# Task to complete
What is the number of lines in this listing that include the string "tortilla"? Answer with that number by itself.

# Provided information
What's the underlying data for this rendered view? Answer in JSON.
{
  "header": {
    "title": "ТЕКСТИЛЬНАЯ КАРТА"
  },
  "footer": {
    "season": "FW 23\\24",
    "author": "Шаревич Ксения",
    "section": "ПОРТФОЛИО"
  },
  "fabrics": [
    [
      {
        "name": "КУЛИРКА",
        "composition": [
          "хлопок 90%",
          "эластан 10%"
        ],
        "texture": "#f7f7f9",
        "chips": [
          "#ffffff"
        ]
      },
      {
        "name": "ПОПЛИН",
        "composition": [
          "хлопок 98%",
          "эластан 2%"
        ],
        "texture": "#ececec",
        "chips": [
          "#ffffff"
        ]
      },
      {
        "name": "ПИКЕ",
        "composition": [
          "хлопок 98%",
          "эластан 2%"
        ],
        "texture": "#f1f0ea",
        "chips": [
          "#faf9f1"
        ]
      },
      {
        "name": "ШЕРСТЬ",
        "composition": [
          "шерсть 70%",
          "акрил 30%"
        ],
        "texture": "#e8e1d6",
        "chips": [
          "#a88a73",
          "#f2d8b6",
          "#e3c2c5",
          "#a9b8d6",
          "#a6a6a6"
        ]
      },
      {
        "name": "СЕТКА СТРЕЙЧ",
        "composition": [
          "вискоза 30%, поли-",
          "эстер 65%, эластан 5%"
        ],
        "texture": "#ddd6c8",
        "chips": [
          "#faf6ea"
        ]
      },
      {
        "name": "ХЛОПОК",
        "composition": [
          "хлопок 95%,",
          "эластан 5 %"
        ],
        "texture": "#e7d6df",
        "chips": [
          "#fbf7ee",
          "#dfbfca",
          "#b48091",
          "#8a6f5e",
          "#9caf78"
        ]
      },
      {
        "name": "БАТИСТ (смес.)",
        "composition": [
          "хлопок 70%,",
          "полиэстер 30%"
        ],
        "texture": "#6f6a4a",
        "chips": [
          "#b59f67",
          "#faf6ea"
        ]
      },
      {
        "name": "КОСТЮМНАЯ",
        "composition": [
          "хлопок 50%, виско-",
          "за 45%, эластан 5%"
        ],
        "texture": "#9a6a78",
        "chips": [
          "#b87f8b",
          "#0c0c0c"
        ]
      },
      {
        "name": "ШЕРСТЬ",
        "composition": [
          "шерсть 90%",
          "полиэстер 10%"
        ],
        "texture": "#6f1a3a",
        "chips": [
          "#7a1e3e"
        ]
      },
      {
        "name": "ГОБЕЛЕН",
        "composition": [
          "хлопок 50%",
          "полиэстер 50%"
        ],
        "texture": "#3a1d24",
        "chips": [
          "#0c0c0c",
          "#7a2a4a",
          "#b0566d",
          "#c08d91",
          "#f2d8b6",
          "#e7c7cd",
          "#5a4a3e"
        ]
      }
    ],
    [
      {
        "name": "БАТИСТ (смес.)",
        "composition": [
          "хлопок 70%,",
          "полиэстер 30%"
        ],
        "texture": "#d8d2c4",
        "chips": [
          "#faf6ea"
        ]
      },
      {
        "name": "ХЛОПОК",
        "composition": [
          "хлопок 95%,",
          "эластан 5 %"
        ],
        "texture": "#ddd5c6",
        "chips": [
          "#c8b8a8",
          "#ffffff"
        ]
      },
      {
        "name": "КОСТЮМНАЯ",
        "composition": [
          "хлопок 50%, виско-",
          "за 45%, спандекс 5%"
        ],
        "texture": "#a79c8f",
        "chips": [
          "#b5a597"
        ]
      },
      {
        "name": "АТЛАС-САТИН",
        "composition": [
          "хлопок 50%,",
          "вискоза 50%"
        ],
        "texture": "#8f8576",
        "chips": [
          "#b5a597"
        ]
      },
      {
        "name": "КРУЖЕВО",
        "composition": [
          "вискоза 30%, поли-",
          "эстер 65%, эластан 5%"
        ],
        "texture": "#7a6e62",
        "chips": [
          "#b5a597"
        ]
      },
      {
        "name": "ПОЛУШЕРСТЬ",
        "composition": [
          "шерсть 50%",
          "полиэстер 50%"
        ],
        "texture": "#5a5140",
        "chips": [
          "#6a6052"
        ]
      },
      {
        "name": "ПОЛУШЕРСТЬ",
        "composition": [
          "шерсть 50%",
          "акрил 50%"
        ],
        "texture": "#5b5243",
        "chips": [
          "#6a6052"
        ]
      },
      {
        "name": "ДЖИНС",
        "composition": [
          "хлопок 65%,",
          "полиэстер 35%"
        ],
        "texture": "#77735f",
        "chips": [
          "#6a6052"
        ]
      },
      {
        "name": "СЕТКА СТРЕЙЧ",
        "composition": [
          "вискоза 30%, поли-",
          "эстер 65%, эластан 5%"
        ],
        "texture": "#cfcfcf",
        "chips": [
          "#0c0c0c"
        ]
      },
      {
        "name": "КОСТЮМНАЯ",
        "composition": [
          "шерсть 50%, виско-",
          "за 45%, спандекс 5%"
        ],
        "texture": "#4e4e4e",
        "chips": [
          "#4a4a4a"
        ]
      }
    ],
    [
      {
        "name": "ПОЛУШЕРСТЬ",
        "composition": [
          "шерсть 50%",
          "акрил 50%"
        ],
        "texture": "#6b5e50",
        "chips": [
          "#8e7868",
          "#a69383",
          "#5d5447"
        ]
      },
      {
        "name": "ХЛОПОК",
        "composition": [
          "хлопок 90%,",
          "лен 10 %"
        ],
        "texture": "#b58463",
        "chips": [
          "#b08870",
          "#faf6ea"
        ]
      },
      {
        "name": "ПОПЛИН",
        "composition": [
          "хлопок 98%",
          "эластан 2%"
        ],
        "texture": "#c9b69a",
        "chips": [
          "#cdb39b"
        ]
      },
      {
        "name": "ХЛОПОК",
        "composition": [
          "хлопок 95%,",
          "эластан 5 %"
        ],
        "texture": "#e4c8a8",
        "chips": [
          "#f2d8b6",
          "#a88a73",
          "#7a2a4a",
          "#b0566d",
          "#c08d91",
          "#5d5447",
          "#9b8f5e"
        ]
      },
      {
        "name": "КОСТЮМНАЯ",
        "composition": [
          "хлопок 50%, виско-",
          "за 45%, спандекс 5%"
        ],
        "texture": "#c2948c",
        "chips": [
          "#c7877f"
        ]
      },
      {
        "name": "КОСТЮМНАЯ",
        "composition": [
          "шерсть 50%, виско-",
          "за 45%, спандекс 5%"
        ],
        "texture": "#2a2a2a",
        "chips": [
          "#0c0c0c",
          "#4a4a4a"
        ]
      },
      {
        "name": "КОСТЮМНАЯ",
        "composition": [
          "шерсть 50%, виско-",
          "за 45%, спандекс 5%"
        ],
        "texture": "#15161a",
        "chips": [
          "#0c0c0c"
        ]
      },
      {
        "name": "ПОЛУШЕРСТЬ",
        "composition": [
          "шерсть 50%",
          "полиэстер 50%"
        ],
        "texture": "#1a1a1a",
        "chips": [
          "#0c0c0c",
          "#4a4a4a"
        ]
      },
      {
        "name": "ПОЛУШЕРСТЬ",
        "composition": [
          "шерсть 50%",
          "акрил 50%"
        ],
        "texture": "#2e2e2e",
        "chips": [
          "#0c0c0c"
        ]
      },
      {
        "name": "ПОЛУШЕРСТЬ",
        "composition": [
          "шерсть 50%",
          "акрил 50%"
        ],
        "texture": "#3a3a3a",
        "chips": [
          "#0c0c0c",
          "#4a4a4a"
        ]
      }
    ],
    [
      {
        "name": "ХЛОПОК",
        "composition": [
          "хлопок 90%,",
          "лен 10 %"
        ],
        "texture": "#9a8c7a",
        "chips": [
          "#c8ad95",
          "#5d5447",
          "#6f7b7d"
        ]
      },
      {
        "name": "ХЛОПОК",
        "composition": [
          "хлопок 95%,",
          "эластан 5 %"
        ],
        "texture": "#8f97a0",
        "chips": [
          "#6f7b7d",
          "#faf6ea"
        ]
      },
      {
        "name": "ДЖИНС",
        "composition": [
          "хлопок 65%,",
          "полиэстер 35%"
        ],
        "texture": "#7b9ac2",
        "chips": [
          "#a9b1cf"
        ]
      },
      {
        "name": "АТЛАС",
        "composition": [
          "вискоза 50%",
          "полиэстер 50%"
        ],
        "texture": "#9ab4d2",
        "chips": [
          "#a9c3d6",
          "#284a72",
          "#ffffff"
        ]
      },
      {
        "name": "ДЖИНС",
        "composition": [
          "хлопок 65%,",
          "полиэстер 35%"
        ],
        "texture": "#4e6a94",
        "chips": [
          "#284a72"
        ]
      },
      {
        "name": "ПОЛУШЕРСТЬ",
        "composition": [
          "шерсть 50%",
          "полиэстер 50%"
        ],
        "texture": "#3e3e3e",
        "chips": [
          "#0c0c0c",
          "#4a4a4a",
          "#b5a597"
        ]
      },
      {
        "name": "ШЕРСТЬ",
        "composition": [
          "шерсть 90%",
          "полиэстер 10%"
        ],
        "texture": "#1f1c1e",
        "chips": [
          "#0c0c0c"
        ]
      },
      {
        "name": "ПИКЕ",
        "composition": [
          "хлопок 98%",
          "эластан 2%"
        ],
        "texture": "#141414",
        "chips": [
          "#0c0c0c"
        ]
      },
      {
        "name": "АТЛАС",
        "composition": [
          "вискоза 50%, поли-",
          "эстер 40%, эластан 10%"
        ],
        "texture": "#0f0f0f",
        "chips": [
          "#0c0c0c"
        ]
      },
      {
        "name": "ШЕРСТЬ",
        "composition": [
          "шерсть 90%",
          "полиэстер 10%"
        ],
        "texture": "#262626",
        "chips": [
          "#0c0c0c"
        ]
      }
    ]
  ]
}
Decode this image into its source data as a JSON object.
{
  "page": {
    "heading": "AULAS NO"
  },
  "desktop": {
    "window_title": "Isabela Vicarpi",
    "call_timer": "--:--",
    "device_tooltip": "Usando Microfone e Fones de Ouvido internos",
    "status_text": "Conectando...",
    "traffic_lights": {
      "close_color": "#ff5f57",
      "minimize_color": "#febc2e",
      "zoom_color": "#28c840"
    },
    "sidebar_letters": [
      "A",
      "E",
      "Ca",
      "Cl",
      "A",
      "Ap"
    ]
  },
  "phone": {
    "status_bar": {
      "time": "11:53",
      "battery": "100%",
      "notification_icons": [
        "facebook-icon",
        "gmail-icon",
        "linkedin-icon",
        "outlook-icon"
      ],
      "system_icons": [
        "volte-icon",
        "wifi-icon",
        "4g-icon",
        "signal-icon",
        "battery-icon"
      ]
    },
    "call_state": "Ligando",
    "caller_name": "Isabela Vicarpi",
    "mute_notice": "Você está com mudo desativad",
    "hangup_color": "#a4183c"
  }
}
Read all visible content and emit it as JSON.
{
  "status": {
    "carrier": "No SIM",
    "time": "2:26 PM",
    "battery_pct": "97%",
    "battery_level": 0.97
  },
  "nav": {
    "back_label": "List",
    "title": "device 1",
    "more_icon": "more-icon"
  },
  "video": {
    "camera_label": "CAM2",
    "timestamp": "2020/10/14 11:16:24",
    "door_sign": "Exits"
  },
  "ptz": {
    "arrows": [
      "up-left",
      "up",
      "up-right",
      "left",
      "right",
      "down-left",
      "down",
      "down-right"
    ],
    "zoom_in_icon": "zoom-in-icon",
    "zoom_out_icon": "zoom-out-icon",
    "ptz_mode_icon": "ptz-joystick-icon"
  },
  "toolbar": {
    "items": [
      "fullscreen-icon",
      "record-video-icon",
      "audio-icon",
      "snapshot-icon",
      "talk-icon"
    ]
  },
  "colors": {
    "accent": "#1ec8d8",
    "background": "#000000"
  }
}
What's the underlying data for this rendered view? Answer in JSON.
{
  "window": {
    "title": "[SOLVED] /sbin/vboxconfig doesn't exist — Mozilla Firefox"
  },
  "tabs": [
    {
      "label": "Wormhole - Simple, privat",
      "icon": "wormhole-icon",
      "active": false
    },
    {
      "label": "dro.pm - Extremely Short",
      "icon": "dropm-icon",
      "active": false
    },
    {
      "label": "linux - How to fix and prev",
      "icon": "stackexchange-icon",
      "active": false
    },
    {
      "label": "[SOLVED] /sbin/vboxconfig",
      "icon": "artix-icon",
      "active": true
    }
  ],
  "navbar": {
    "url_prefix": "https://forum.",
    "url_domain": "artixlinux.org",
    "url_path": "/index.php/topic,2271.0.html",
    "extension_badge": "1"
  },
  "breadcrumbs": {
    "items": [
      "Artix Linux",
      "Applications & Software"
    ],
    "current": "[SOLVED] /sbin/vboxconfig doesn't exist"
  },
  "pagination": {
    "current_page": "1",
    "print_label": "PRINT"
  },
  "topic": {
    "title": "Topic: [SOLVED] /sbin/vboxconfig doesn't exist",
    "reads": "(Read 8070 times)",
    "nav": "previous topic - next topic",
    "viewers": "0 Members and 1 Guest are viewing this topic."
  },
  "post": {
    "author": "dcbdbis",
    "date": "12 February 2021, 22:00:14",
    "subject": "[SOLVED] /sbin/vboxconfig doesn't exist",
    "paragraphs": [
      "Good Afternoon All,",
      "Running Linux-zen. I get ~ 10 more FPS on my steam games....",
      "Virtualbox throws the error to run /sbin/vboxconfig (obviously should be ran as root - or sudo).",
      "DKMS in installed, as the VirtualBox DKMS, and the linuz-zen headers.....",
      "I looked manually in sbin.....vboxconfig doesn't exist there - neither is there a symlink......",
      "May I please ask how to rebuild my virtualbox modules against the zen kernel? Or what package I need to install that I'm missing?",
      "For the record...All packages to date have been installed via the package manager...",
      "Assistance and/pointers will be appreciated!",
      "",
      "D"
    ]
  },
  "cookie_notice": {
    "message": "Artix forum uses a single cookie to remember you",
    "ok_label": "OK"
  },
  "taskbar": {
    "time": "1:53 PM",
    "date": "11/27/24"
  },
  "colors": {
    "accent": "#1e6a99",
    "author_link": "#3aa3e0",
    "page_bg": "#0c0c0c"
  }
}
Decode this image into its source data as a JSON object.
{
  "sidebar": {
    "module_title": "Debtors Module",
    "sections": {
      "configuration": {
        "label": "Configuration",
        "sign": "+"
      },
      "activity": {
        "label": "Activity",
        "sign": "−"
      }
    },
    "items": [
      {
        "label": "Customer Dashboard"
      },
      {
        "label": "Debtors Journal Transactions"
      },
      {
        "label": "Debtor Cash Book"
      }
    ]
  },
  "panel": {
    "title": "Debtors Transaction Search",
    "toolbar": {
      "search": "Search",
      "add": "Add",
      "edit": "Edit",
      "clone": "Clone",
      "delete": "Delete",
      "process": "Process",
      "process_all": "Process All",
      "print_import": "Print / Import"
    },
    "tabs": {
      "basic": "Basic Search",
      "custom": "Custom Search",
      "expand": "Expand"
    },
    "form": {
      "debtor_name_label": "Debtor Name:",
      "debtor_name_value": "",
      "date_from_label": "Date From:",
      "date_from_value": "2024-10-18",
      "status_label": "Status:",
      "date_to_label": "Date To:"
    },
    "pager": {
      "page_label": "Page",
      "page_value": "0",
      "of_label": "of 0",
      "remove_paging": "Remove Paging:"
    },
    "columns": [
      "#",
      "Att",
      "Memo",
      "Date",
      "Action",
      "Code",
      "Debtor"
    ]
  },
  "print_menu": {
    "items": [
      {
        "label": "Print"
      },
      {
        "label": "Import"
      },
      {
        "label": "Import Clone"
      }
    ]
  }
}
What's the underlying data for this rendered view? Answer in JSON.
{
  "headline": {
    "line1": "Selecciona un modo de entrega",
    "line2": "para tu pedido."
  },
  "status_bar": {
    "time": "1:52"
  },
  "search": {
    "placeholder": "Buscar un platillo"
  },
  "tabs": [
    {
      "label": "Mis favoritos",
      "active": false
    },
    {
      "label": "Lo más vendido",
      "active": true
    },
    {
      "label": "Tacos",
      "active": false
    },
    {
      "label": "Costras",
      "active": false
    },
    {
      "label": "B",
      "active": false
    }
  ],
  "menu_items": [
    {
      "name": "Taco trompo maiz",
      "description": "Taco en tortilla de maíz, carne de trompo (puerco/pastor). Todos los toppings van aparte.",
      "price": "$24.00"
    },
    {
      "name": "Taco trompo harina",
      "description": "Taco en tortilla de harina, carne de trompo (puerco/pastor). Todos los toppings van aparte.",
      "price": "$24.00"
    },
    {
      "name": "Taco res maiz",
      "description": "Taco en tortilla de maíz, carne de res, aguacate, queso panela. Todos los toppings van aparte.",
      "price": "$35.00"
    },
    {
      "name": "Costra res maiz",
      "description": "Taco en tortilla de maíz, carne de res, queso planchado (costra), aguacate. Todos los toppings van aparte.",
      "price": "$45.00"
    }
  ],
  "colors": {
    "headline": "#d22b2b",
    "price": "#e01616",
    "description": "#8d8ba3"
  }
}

# Reply to the task
4